"He reads the newspapers."
Translation:Lui legge i giornali.
Judging by other languages I've learnt, the lui is optional when it's clear who you are talking about. i.e. In a conversation about a particular person.
Right! Lui is optional because from the conversation you can tell who is being discussed and the conjugation of the verb (quite different from English!) gives even more clues. @UsefulBinkie you're close: legge is for he/she/it, leggono is for they.
It's one sentence without surrounding context, but Duolingo still tries to teach you that both forms are possible.

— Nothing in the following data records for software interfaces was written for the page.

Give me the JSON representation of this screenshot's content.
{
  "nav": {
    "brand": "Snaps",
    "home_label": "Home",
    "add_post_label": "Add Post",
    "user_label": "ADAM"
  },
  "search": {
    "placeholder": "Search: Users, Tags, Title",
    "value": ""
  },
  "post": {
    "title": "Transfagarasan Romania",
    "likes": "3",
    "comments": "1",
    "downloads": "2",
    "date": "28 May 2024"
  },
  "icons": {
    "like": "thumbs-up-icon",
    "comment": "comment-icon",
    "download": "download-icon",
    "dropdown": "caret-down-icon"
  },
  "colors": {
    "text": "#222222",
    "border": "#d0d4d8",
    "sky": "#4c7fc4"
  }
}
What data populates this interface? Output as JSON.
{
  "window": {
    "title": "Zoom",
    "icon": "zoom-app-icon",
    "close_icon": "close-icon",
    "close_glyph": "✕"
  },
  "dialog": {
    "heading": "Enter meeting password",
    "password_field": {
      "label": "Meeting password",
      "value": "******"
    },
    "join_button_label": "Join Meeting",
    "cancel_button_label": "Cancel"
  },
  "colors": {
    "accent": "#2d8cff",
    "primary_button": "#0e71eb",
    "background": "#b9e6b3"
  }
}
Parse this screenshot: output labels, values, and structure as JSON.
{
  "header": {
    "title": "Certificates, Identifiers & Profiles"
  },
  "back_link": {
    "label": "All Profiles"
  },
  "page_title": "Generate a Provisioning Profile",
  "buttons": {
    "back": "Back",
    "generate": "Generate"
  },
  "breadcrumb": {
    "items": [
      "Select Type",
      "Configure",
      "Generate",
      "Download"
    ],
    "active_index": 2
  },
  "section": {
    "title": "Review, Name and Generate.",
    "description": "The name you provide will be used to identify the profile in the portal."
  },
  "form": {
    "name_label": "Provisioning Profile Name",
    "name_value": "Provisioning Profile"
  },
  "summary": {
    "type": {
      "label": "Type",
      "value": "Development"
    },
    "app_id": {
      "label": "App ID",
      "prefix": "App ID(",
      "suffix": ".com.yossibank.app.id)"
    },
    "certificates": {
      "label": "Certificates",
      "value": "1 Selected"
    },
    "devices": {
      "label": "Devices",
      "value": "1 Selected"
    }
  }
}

If you want to be picky then without any context 'Lui' is equally meaningless; who is 'he'?
As mukkapazza said, the cunjugation of the verb makes the subject clear. Note that in English we also sometimes drop the subject: "got up, got out of bed, dragged a comb across my head"
you use ' gli ' before words starting with 1- s+consonant , 2- z , 3- vowel and ' i ' with the rest , of course both are used for male/plural
Why is the answer with "legge" two times in this question? How should i know which one is right?
I see that it is different from english.If in english it is direct ..for me.Correct me if i am wrong.